Mank is going to be the kind of film that has a limited audience, but that audience will be ardent and love it dearly. That audience will be enamoured with it’s swoony yet intellectual take on cinematic myth. The rest may just struggle with a film that isn’t quite sure what it is, other than a dense and slow-burn meditative biopic.

[3/5 stars]

Mank is out in selected UK cinemas now and on Netflix worldwide from Friday 4th December.

Miles Ahead

The man, a fair bit of myth and a whole lotta legend

It what may be my favourite bit of description from the year so far director/co-writer/lead Don Cheadle describes ‘Miles Ahead’ as being a ‘metaphorical’ biopic of Miles Davies. Fact and fiction are rather skillfully blended to pay tribute to an incredible musician, a leader of the genre that should be called ‘social music not jazz’. For better or for worse (depending on your view) this is not a typical music biopic – it’s free from the cliches that come with it – instead favouring a magnificent mooch-like approach in exploring the lives and loves of a true musical legend.

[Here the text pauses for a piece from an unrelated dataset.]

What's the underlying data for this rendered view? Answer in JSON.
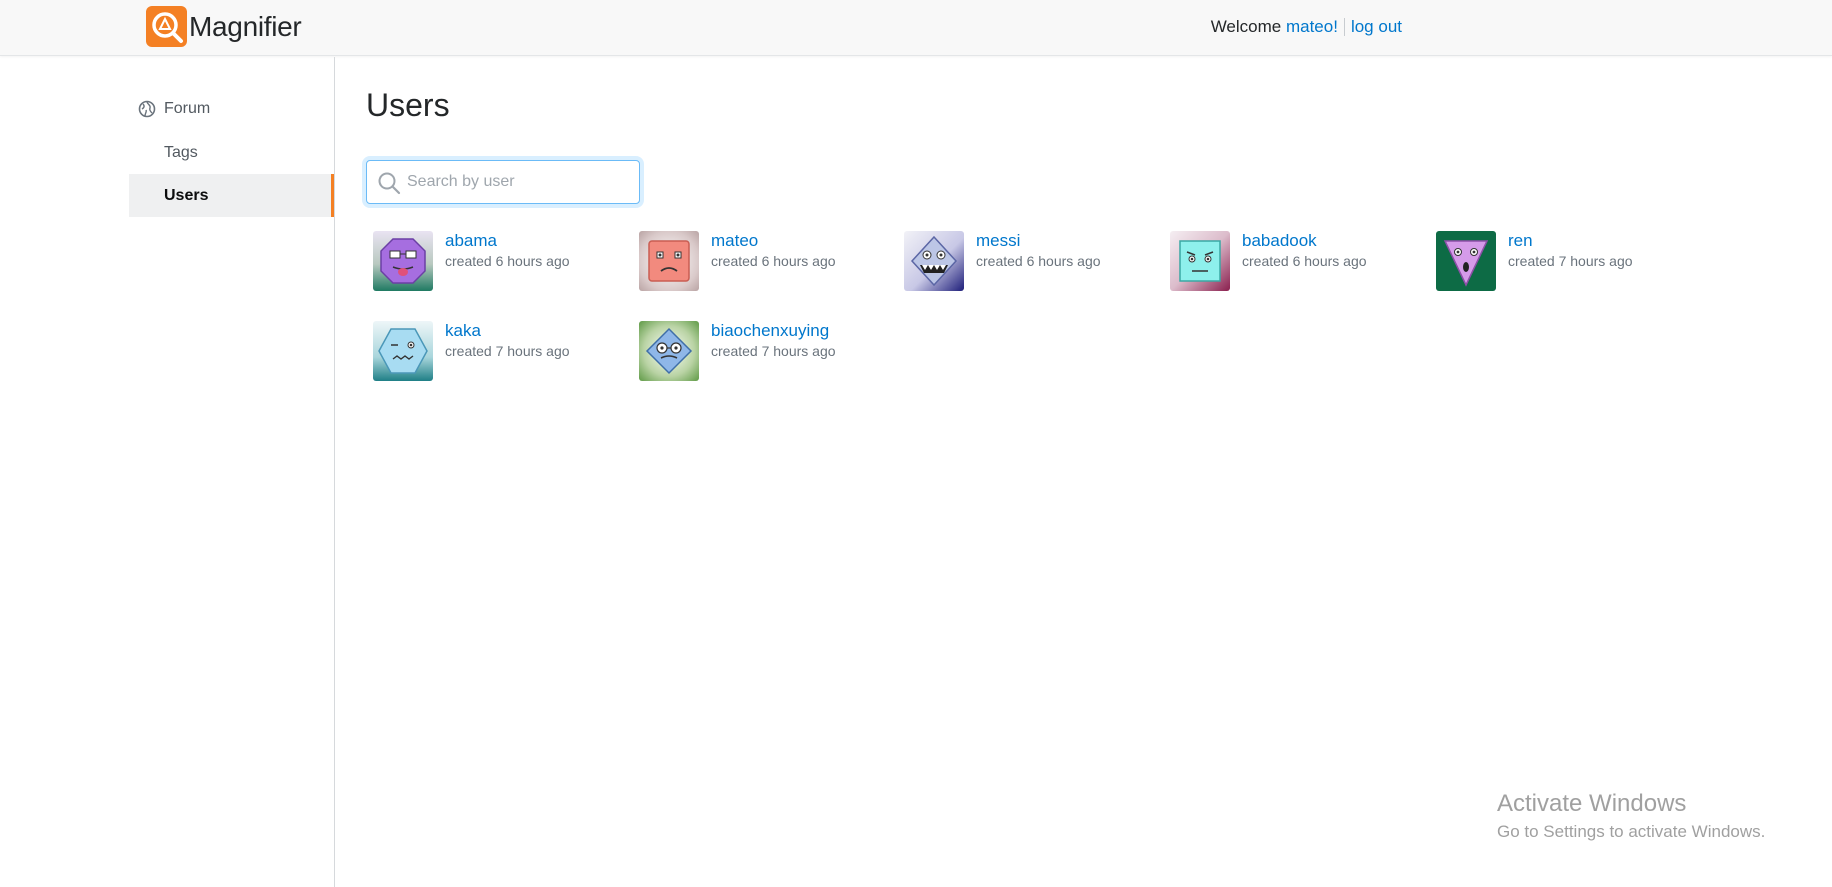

It’s 1979 and Miles Davies (Don Cheadle) has been a recluse for five years. A rumoured comeback – not that Davies himself would call it that – is being heard on the grapevine. Having lost this muse Frances (Emayatzy Corinealdi) and his ‘lip’ thanks to self-medicating a variety of drugs, word gets around that Miles has actually recorded some new music – only he’s refusing to give it to his record label Columbia. That’s when Rolling Stone journalist Dave Brill (Ewan McGregor) literally comes a-knocking on his door. The attempted interview between the pair quickly descends into utter chaos – involving drug deals, shootouts, car chases, stolen records and a few trips into memory lane.

The greatest thing about this film is the fact that when watching it it is clear that you are watching a passion project. The adoration that Cheadle clearly feels towards Miles Davis pays off completely and shines through every mannerism or rasping of dialogue. Even when high as a kite or desperately searching for his next hit he is shown to be a true man of sharp-suited cool. And even when slightly darker sides of his personality come out – such as in the flashbacks of his relationship with Francis – he is still a character we can connect with even when we may not like him at that particular moment. His self-destruction is portrayed with such affection by Cheadle – it shines through his eyes in every scene.

The events of the film are mostly fictional, inspired by the past as opposed to retelling. It’s a unique touch, a very ambitious touch at that, and one which mostly pays off in how well it reflects its subject. This is also emphasised by the construction of the film, with neat little choices of direction allowing for the present to seamlessly blend into the past. It’s not typical ‘day in the life’ fayre, nor is it rise and fall narrative. Instead the film drifts, swaggers if you will, from one moment to the next.

Like Davis the film is smooth, if occasionally rather frustrating in terms of its storytelling. It is hugely enjoyable and incredibly well-acted. And, like the man himself, never boring.

stars